§ **Instructions for the task**: Your answer should be one number: the count of lines in the data below that include "rating".

§ **Source information**:
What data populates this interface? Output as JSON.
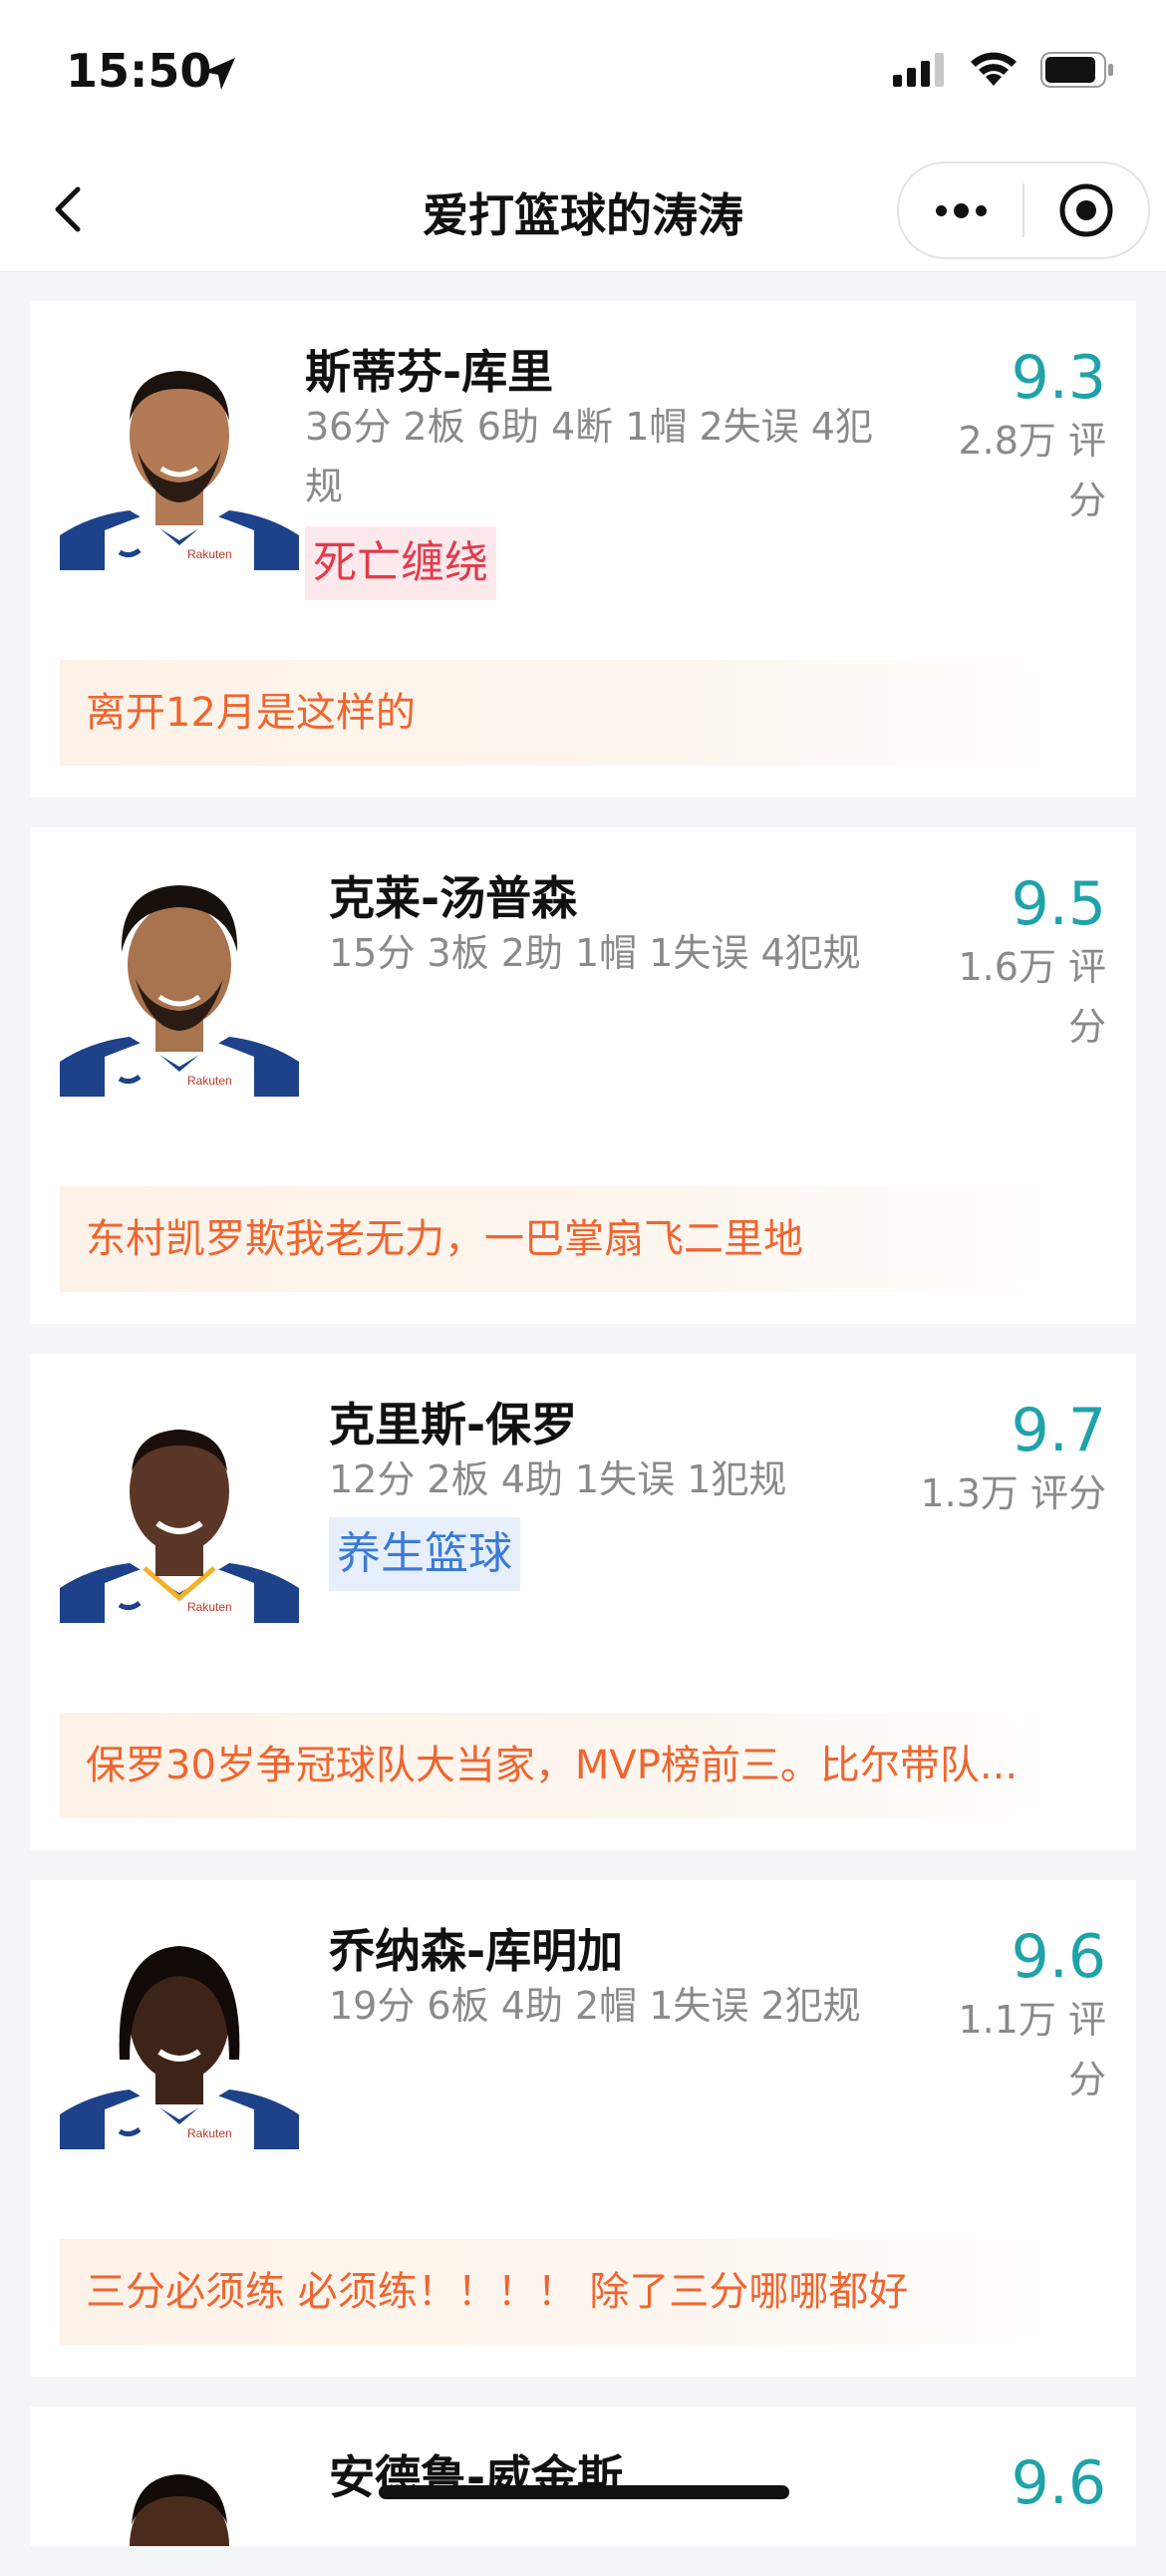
{
  "status": {
    "time": "15:50"
  },
  "nav": {
    "title": "爱打篮球的涛涛"
  },
  "players": [
    {
      "name": "斯蒂芬-库里",
      "stats": "36分 2板 6助 4断 1帽 2失误 4犯规",
      "tag": "死亡缠绕",
      "tag_color": "red",
      "score": "9.3",
      "rating": "2.8万 评分",
      "comment": "离开12月是这样的",
      "jersey_color": "#1d428a",
      "skin": "#b27a55"
    },
    {
      "name": "克莱-汤普森",
      "stats": "15分 3板 2助 1帽 1失误 4犯规",
      "tag": "",
      "score": "9.5",
      "rating": "1.6万 评分",
      "comment": "东村凯罗欺我老无力，一巴掌扇飞二里地",
      "jersey_color": "#1d428a",
      "skin": "#a8734f"
    },
    {
      "name": "克里斯-保罗",
      "stats": "12分 2板 4助 1失误 1犯规",
      "tag": "养生篮球",
      "tag_color": "blue",
      "score": "9.7",
      "rating": "1.3万 评分",
      "comment": "保罗30岁争冠球队大当家，MVP榜前三。比尔带队...",
      "jersey_color": "#1d428a",
      "skin": "#5a3726"
    },
    {
      "name": "乔纳森-库明加",
      "stats": "19分 6板 4助 2帽 1失误 2犯规",
      "tag": "",
      "score": "9.6",
      "rating": "1.1万 评分",
      "comment": "三分必须练 必须练！！！！ 除了三分哪哪都好",
      "jersey_color": "#1d428a",
      "skin": "#3e2418"
    },
    {
      "name": "安德鲁-威金斯",
      "stats": "",
      "score": "9.6",
      "skin": "#4a2c1d"
    }
  ],
  "colors": {
    "accent": "#1fa3a8",
    "comment": "#f0652f"
  }
}
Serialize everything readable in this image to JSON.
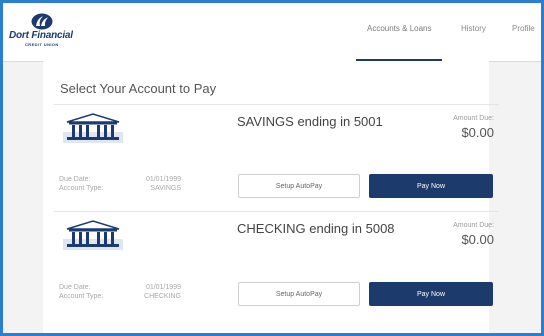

§ **Exercise solution**: 4